Vertical Healthcare Companies Merging Compliance Programs
Perri Nena Smith
Loyola University Chicago School of Law, JD 2021
In 2020, The Federal Trade Commission (“FTC”) and the Department of Justice (“DOJ”) released guidelines for vertical mergers to give clarity to companies so they can avoid harmful mergers. Healthcare companies are an industry that has been in the news for their high dollar mergers. Despite COVID-19 challenges, the second half of 2020 saw seven deals larger than $1 billion in healthcare. Additionally, in 2020, there have been 300 private equity deals in the healthcare industry.

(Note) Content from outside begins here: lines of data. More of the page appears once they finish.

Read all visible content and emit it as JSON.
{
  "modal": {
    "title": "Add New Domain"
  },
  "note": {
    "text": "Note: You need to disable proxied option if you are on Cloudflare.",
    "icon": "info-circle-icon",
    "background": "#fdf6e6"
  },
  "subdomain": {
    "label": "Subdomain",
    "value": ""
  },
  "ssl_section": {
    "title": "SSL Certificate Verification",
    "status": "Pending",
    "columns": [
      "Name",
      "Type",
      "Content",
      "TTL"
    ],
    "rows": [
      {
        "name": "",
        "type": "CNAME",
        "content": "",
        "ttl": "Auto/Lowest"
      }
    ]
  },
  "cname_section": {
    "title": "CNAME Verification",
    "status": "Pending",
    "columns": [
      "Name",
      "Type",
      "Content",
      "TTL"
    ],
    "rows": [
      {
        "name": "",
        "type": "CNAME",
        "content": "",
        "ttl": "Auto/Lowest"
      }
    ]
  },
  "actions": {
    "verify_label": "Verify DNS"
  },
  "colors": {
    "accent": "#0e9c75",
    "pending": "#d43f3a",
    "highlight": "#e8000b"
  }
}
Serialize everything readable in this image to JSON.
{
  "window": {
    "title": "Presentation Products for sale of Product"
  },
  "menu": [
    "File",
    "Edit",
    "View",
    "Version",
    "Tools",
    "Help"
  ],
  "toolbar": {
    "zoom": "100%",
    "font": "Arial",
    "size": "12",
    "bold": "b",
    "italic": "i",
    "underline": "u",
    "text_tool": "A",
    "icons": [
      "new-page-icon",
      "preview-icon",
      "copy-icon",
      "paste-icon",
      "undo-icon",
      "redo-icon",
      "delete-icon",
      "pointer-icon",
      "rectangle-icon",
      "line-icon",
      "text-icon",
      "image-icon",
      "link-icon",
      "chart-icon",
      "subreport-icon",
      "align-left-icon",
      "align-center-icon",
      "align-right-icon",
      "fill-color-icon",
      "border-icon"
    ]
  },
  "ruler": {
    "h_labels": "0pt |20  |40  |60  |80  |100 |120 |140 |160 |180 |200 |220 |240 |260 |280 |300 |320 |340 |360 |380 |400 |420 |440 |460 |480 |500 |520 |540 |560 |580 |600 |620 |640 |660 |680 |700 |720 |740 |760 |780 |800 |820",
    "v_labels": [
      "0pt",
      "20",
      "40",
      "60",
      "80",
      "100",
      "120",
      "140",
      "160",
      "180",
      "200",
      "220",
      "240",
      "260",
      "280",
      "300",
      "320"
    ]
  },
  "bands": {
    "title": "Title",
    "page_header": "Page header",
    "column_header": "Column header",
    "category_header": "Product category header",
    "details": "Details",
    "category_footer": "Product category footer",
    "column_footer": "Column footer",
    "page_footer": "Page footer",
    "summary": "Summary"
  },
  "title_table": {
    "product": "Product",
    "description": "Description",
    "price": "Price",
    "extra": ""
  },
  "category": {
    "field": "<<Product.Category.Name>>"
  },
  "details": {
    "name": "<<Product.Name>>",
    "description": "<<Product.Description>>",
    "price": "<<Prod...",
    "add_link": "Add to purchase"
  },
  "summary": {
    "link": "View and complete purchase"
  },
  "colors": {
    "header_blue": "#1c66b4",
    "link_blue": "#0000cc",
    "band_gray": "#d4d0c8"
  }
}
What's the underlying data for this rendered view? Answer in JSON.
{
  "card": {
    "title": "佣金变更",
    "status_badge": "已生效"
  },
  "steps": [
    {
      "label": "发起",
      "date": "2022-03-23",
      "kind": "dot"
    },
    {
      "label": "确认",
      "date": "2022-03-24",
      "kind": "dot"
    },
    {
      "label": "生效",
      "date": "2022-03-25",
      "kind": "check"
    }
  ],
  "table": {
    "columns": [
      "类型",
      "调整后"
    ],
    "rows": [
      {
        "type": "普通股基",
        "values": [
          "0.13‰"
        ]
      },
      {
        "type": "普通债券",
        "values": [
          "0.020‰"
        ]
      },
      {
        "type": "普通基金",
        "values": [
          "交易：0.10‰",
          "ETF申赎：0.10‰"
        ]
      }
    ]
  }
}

As companies consider the harmful competition effect of vertical mergers and acquisitions, they have another consideration of merging their compliance programs if the transaction is successful.
What are vertical mergers, and which healthcare company’s merge?
Vertical mergers are entities that combine companies or their assets at different stages of the supply chain. The FTC and DOJ encounter more problematic horizontal mergers than vertical mergers; more vertical mergers are likely successful in moving forward. In healthcare, vertical mergers can include combinations of hospitals acquiring physician offices, health plans and pharmacies, health plans and hospitals, laboratories and health plans.
However, with the popularity of healthcare mergers including vertical mergers, the FTC wants to investigate anti-competitive culture; healthcare mergers have been linked to higher prices for consumers. The recent FTC announcement stated they would study the popular hospital and physician office mergers. Aetna Inc., Anthem, Inc., Florida Blue, Cigna Corporation, Health Care Service Corporation, and United Healthcare are the six companies the FTC will begin to review for their patient-level commercial claims data for inpatient, outpatient, and physician services for competition in the healthcare market.
The Biden administration is expected to have a favorable regulatory landscape for health care, increased coverage, and stable reimbursement rates. While healthcare is a huge focus, it is assumed that the enforcement of antitrust laws should only affect larger deals like the six companies highlighted by the FTC study.
The deals in 2021 are predicted to include home health care, hospitals merging into larger systems, outpatient providers such as ambulatory surgery and diagnostic imaging, durable medical equipment, pharmaceutical companies and manufacturers, and skilled nursing facilities. Many of the predicted deals will be a vertical movement for the healthcare industry, and their compliance programs should be considered as the separate entities merge.
Consideration of compliance programs for each healthcare entity
The U.S. Department of Health and Human Service’s Office of Inspector General (“OIG”) leads the enforcement regarding compliance programs across the different healthcare entities that provide federal government services. The OIG has different guidance for hospitals, nursing homes, third-party billers, and durable medical equipment suppliers. When these different entities vertically merge, they should consider their current compliance program compared to the compliance program of the organization being acquiring to determine any key differences and potential changes to stay compliant.
An effective compliance program has a code of conduct with effective policies and procedures, a compliance professional, effective compliance training, effective communication, internal monitoring, a process to enforce standards, and a process to respond to issues promptly. Each of these elements is bound to be different with differing companies. In addition, there can also be a significant risk that a purchaser could inherit the other companies’ regulatory liabilities.
A recent merger like Optum-UnitedHealth Group and Change Healthcare is an example of a health service company and a health technology company combining. These are different companies that focus on different regulations would need to consider all relevant regulations when merging. As the companies combine, both entities will need to access their current regulatory responsibilities and each other liabilities. Failure to stay in compliance can cost healthcare companies millions of dollars. In the OIG 2020 semi-annual report, they report an expected almost one billion dollars in audit recoveries and over 3 billion in investigative recoveries.
Merging and acquiring companies is such an immense process that compliance aspect may get lost in the mix. In healthcare, the responsibility to stay compliant is too big a risk to overlook. Larger companies need to relay compliance in the culture down toward all affected levels of employment. Smaller companies might be even more at risk of oversight compliance issues until it is too late. Compliance should be at the forefront of merger and acquisition contracts, especially for vertical mergers where they merge different regulations.
In addition to getting more recognition by the DOJ and FTC for antitrust violations, vertical mergers can add more heat by the federal government through OIG enforcement for compliance failure.